---------- RECORDED INFORMATION

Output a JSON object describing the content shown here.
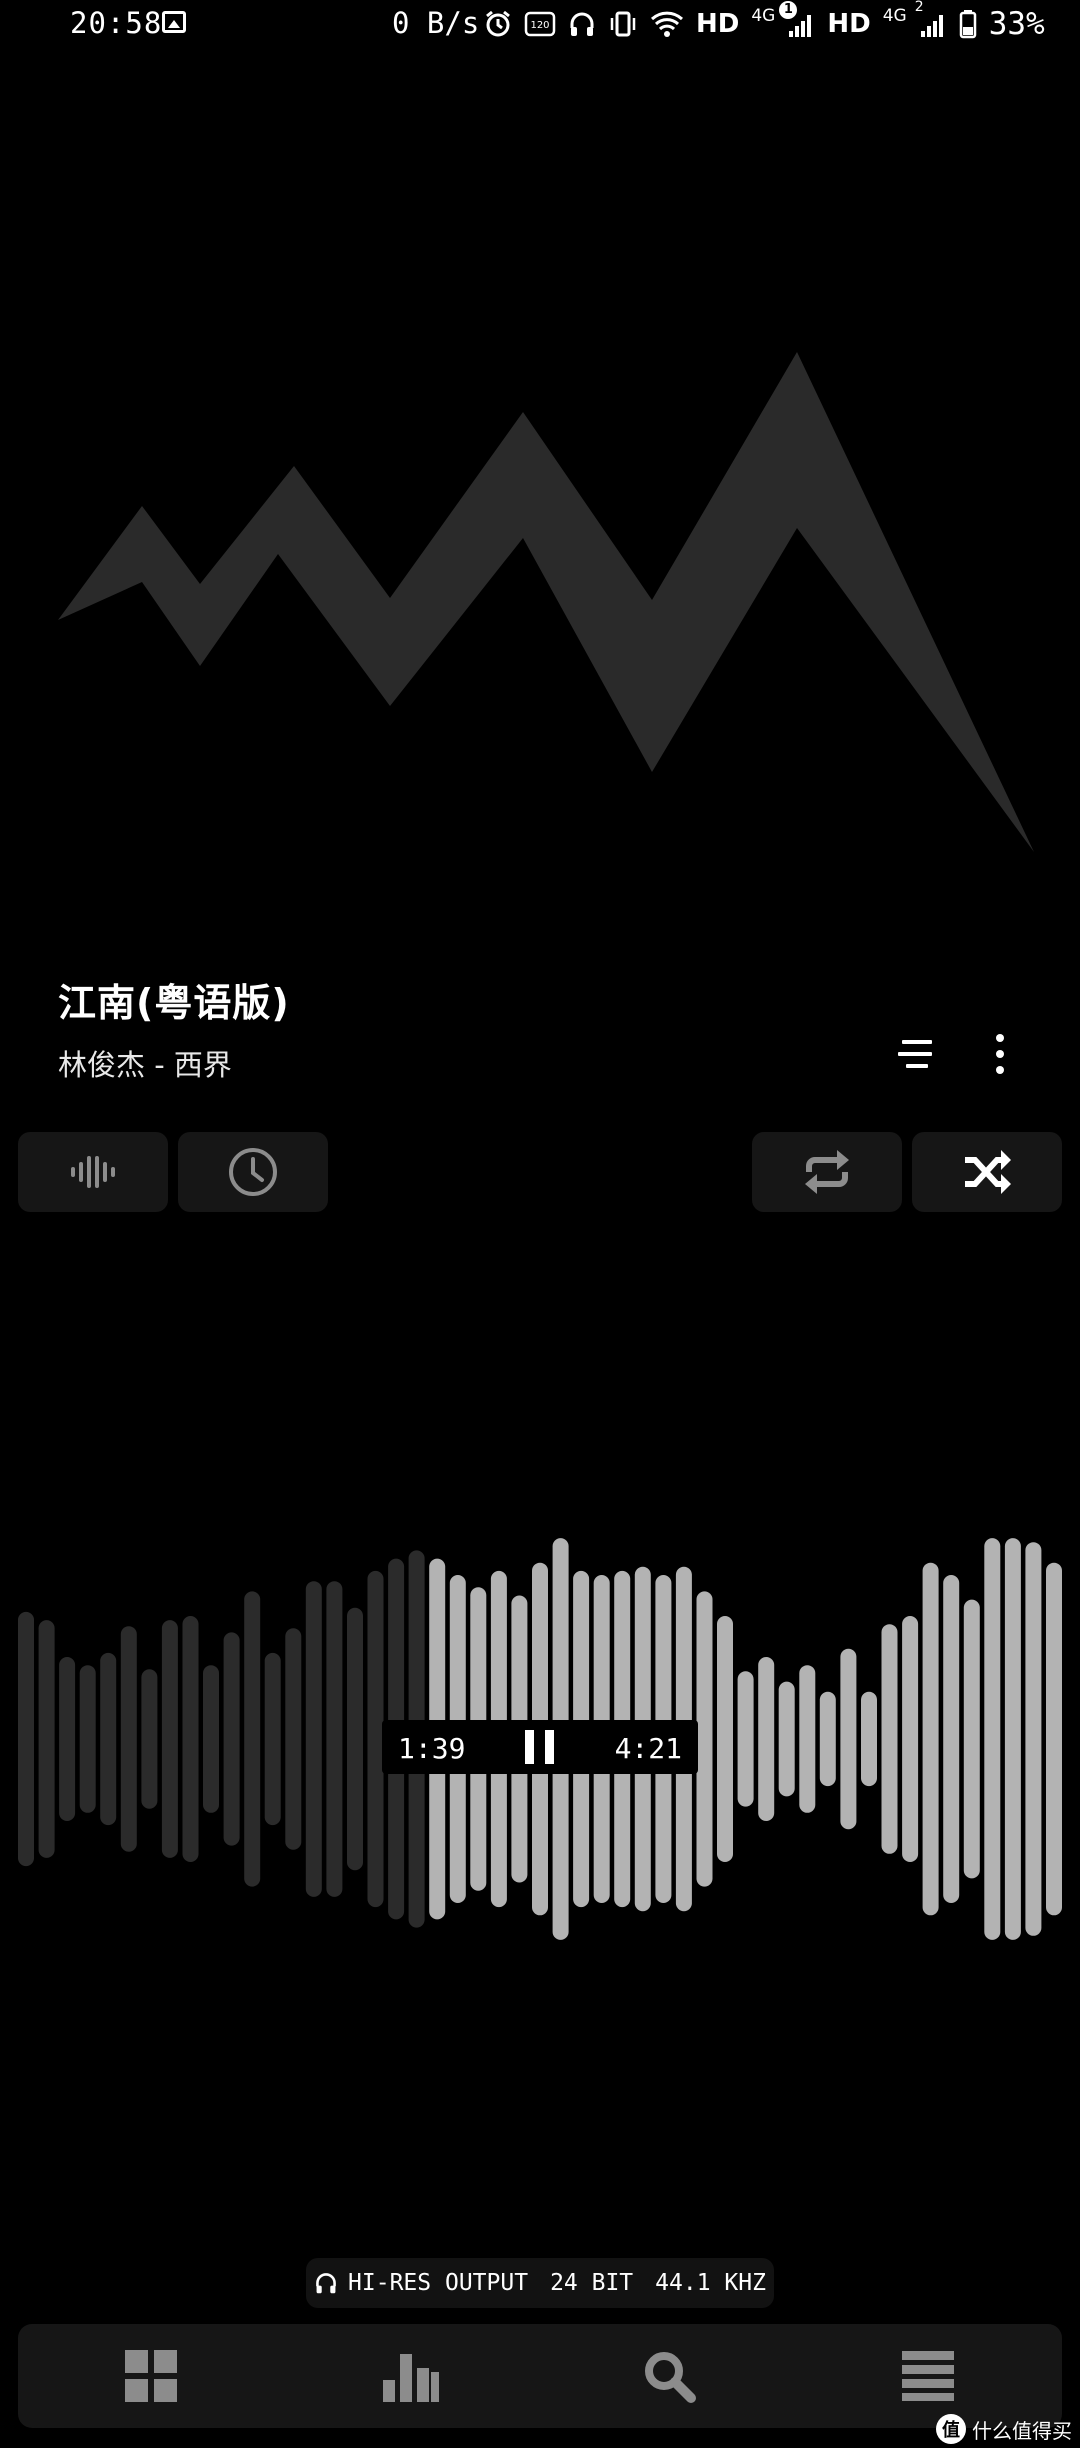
{
  "status_bar": {
    "time": "20:58",
    "net_speed": "0 B/s",
    "hd1": "HD",
    "net1": "4G",
    "sim1_badge": "1",
    "hd2": "HD",
    "net2": "4G",
    "sim2_badge": "2",
    "battery": "33%"
  },
  "song": {
    "title": "江南(粤语版)",
    "artist_album": "林俊杰 - 西界"
  },
  "playback": {
    "current_time": "1:39",
    "total_time": "4:21",
    "progress": 0.38
  },
  "output": {
    "label": "HI-RES OUTPUT",
    "bit_depth": "24 BIT",
    "sample_rate": "44.1 KHZ"
  },
  "waveform_levels": [
    0.62,
    0.58,
    0.4,
    0.36,
    0.42,
    0.55,
    0.34,
    0.58,
    0.6,
    0.36,
    0.52,
    0.72,
    0.42,
    0.54,
    0.77,
    0.77,
    0.64,
    0.82,
    0.88,
    0.92,
    0.88,
    0.8,
    0.74,
    0.82,
    0.7,
    0.86,
    0.98,
    0.82,
    0.8,
    0.82,
    0.84,
    0.8,
    0.84,
    0.72,
    0.6,
    0.33,
    0.4,
    0.28,
    0.36,
    0.23,
    0.44,
    0.23,
    0.56,
    0.6,
    0.86,
    0.8,
    0.68,
    0.98,
    0.98,
    0.96,
    0.86
  ],
  "watermark": "什么值得买",
  "colors": {
    "background": "#000000",
    "tile": "#161616",
    "played_bar": "#b3b3b3",
    "unplayed_bar": "#2b2b2b",
    "artwork": "#2a2a2a",
    "icon_dim": "#8c8c8c"
  },
  "icons": {
    "waveform_tile": "waveform-icon",
    "timer_tile": "clock-icon",
    "repeat_tile": "repeat-icon",
    "shuffle_tile": "shuffle-icon",
    "nav": [
      "grid-icon",
      "chart-icon",
      "search-icon",
      "menu-icon"
    ]
  }
}
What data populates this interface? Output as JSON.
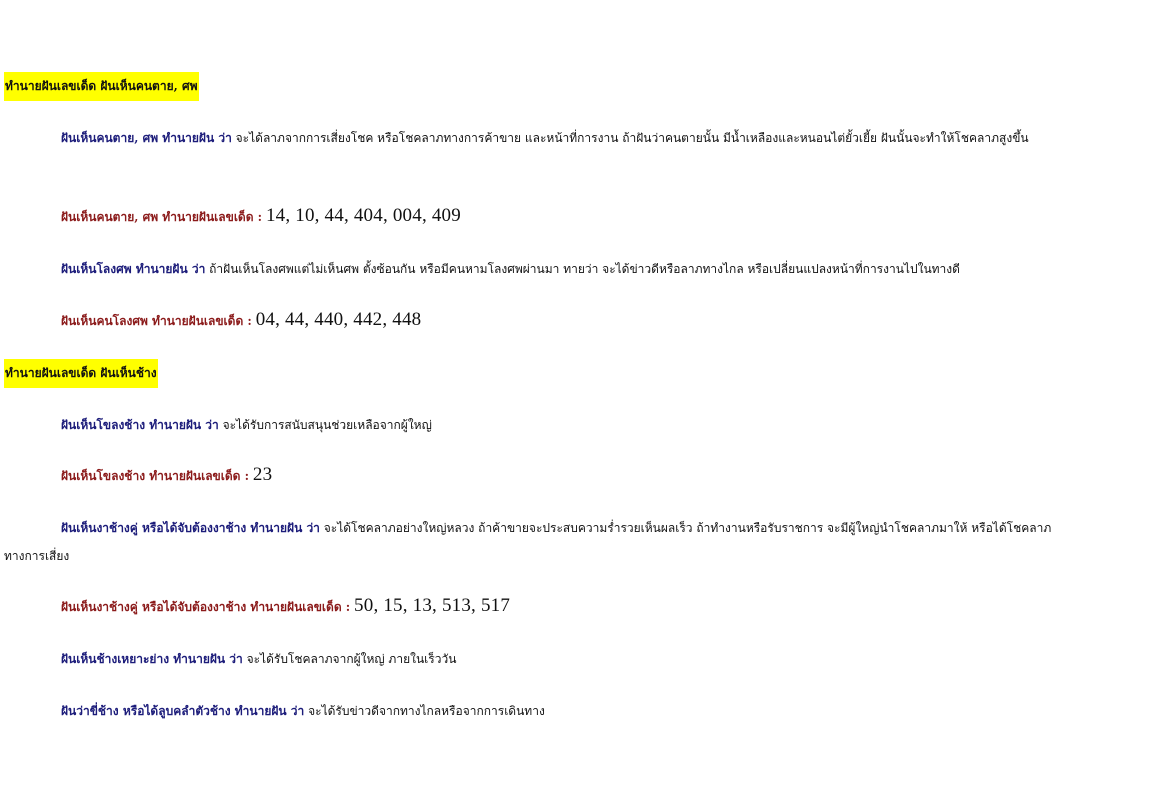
{
  "sections": [
    {
      "heading": "ทำนายฝันเลขเด็ด ฝันเห็นคนตาย, ศพ",
      "items": [
        {
          "label": "ฝันเห็นคนตาย, ศพ ทำนายฝัน ว่า",
          "text": "จะได้ลาภจากการเสี่ยงโชค หรือโชคลาภทางการค้าขาย และหน้าที่การงาน ถ้าฝันว่าคนตายนั้น มีน้ำเหลืองและหนอนไต่ยั้วเยี้ย ฝันนั้นจะทำให้โชคลาภสูงขึ้น"
        },
        {
          "label": "ฝันเห็นคนตาย, ศพ ทำนายฝันเลขเด็ด :",
          "numbers": "14, 10, 44, 404, 004, 409"
        },
        {
          "label": "ฝันเห็นโลงศพ ทำนายฝัน ว่า",
          "text": "ถ้าฝันเห็นโลงศพแต่ไม่เห็นศพ ตั้งซ้อนกัน หรือมีคนหามโลงศพผ่านมา ทายว่า จะได้ข่าวดีหรือลาภทางไกล หรือเปลี่ยนแปลงหน้าที่การงานไปในทางดี"
        },
        {
          "label": "ฝันเห็นคนโลงศพ ทำนายฝันเลขเด็ด :",
          "numbers": "04, 44, 440, 442, 448"
        }
      ]
    },
    {
      "heading": "ทำนายฝันเลขเด็ด ฝันเห็นช้าง",
      "items": [
        {
          "label": "ฝันเห็นโขลงช้าง ทำนายฝัน ว่า",
          "text": "จะได้รับการสนับสนุนช่วยเหลือจากผู้ใหญ่"
        },
        {
          "label": "ฝันเห็นโขลงช้าง ทำนายฝันเลขเด็ด :",
          "numbers": "23"
        },
        {
          "label": "ฝันเห็นงาช้างคู่ หรือได้จับต้องงาช้าง ทำนายฝัน ว่า",
          "text": "จะได้โชคลาภอย่างใหญ่หลวง ถ้าค้าขายจะประสบความร่ำรวยเห็นผลเร็ว ถ้าทำงานหรือรับราชการ จะมีผู้ใหญ่นำโชคลาภมาให้ หรือได้โชคลาภทางการเสี่ยง"
        },
        {
          "label": "ฝันเห็นงาช้างคู่ หรือได้จับต้องงาช้าง ทำนายฝันเลขเด็ด :",
          "numbers": "50, 15, 13, 513, 517"
        },
        {
          "label": "ฝันเห็นช้างเหยาะย่าง ทำนายฝัน ว่า",
          "text": "จะได้รับโชคลาภจากผู้ใหญ่ ภายในเร็ววัน"
        },
        {
          "label": "ฝันว่าขี่ช้าง หรือได้ลูบคลำตัวช้าง ทำนายฝัน ว่า",
          "text": "จะได้รับข่าวดีจากทางไกลหรือจากการเดินทาง"
        }
      ]
    }
  ],
  "colors": {
    "heading_highlight": "#ffff00",
    "label_navy": "#1c1c7a",
    "label_red": "#8b1a1a",
    "text": "#111111"
  }
}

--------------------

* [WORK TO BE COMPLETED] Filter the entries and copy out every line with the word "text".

* [TASK ANSWER]
          "text": "จะได้ลาภจากการเสี่ยงโชค หรือโชคลาภทางการค้าขาย และหน้าที่การงาน ถ้าฝันว่าคนตายนั้น มีน้ำเหลืองและหนอนไต่ยั้วเยี้ย ฝันนั้นจะทำให้โชคลาภสูงขึ้น"
          "text": "ถ้าฝันเห็นโลงศพแต่ไม่เห็นศพ ตั้งซ้อนกัน หรือมีคนหามโลงศพผ่านมา ทายว่า จะได้ข่าวดีหรือลาภทางไกล หรือเปลี่ยนแปลงหน้าที่การงานไปในทางดี"
          "text": "จะได้รับการสนับสนุนช่วยเหลือจากผู้ใหญ่"
          "text": "จะได้โชคลาภอย่างใหญ่หลวง ถ้าค้าขายจะประสบความร่ำรวยเห็นผลเร็ว ถ้าทำงานหรือรับราชการ จะมีผู้ใหญ่นำโชคลาภมาให้ หรือได้โชคลาภทางการเสี่ยง"
          "text": "จะได้รับโชคลาภจากผู้ใหญ่ ภายในเร็ววัน"
          "text": "จะได้รับข่าวดีจากทางไกลหรือจากการเดินทาง"
    "text": "#111111"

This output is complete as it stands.